◆ Exercise details: For the word "icon", copy every line of the material that includes it.

[[ Data for this task, beginning ]]

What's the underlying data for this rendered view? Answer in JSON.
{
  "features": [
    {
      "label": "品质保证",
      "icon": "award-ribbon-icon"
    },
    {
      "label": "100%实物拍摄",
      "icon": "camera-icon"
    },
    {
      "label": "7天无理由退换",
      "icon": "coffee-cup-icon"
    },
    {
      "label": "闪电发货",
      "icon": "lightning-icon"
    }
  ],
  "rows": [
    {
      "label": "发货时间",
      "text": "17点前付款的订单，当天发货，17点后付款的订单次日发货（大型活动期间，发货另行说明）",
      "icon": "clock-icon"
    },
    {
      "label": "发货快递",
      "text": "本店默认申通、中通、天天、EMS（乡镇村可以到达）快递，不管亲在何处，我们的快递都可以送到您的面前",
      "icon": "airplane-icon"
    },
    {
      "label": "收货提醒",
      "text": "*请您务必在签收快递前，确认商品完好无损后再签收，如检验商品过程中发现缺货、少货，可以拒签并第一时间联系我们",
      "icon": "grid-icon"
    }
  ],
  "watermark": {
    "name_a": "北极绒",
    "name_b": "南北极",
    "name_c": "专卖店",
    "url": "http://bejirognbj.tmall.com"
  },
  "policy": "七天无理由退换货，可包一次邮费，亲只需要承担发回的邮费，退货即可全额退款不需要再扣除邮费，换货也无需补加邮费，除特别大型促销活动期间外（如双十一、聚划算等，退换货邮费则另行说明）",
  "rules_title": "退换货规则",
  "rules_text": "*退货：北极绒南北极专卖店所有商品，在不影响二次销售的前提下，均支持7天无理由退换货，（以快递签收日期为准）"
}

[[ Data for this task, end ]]

◆ Result:
      "icon": "award-ribbon-icon"
      "icon": "camera-icon"
      "icon": "coffee-cup-icon"
      "icon": "lightning-icon"
      "icon": "clock-icon"
      "icon": "airplane-icon"
      "icon": "grid-icon"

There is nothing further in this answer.